→ **What to do**
Return the lines below that contain "this".

─── Excerpted records

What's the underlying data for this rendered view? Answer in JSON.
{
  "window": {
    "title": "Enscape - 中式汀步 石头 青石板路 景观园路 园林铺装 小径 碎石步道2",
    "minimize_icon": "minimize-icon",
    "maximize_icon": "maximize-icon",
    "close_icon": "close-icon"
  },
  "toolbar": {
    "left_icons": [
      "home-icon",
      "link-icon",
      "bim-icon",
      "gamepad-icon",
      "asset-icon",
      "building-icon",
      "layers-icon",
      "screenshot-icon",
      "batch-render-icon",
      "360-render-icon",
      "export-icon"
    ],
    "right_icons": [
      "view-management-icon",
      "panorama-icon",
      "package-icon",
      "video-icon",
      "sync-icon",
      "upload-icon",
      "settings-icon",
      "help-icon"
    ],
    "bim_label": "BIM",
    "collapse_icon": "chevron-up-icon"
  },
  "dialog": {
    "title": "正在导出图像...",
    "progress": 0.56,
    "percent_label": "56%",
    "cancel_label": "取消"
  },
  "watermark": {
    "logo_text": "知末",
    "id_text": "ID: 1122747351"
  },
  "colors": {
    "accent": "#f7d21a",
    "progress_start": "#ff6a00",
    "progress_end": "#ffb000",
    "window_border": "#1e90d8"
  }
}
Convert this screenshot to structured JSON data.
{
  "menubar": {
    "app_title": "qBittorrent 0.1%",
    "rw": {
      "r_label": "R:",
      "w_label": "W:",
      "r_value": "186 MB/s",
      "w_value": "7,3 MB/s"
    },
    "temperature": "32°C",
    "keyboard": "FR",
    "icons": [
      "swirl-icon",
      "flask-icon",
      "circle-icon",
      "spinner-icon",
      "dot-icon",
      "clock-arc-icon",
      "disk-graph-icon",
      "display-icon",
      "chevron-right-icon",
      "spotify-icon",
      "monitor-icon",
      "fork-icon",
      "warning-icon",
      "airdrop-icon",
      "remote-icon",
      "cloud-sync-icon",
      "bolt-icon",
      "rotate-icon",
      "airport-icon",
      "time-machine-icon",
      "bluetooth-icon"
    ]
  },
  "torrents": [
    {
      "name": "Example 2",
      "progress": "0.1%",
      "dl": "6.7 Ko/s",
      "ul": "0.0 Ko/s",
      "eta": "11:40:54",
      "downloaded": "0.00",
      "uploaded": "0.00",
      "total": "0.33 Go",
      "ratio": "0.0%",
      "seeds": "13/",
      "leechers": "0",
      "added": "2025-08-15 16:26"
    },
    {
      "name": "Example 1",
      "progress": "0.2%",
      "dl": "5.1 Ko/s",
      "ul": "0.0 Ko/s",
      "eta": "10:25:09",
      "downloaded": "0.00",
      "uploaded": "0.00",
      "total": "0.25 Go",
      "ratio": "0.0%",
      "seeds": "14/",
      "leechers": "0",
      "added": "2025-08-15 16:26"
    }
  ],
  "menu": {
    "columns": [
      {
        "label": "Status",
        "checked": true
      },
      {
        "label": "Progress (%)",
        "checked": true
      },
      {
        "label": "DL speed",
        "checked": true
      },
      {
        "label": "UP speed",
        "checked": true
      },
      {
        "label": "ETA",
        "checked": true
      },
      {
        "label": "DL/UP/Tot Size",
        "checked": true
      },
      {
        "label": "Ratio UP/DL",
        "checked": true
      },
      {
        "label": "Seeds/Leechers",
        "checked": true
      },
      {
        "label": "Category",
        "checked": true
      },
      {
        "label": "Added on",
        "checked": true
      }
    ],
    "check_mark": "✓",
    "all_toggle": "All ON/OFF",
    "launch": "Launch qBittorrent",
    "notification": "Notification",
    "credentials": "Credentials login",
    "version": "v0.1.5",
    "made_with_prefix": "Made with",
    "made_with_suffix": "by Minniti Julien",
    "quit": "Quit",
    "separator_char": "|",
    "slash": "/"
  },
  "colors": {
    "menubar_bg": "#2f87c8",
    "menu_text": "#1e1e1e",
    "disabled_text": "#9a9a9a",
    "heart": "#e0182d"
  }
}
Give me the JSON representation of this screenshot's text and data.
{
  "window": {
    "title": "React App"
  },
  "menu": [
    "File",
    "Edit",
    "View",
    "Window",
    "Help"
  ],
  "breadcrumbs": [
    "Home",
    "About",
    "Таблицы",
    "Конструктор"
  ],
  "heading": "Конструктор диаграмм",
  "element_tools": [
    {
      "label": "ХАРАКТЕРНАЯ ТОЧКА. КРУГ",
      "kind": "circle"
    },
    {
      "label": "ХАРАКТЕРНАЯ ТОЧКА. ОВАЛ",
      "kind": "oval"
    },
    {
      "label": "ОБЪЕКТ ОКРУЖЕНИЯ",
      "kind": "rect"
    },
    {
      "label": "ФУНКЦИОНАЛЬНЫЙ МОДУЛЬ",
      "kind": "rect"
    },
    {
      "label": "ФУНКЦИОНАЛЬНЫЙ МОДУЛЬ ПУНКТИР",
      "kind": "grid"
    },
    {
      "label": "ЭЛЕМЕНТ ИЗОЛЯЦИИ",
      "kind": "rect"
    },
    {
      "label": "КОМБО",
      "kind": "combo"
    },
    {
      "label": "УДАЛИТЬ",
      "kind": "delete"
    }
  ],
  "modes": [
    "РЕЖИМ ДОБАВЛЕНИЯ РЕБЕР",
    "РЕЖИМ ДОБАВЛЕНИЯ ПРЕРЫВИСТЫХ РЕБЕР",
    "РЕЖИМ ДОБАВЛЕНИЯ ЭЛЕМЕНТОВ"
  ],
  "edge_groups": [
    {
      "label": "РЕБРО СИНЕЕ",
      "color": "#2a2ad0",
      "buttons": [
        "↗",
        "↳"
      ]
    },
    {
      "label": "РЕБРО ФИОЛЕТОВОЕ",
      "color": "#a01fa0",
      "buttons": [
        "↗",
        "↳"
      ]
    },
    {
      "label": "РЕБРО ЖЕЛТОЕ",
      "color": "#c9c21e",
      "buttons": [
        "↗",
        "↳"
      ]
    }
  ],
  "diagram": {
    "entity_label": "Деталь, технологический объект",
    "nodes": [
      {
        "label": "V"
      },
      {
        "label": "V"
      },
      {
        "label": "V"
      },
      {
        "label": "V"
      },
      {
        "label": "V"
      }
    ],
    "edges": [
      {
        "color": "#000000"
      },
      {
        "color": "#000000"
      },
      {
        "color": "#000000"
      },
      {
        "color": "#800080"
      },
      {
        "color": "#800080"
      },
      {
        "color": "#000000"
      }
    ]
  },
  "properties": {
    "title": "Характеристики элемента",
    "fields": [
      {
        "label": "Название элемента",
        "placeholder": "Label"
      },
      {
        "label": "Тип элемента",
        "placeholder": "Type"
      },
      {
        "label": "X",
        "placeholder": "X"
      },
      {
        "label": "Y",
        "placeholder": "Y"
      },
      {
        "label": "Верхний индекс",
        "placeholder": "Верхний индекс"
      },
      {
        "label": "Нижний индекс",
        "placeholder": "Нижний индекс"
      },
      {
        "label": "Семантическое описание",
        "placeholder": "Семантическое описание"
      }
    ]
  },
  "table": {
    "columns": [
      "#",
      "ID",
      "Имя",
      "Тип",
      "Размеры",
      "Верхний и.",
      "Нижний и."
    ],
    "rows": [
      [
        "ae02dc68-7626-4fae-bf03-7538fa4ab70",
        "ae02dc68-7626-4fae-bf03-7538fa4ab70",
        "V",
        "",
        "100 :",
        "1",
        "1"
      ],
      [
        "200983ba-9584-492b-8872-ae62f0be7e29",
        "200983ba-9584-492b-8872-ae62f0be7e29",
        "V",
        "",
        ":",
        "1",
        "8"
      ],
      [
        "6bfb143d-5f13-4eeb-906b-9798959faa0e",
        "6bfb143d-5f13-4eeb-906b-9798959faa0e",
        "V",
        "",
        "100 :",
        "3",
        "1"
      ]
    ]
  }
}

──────

→ **Response below**
What's the underlying data for this rendered view? Answer in JSON.
Convert this screenshot to structured JSON data.
Give me the JSON representation of this screenshot's text and data.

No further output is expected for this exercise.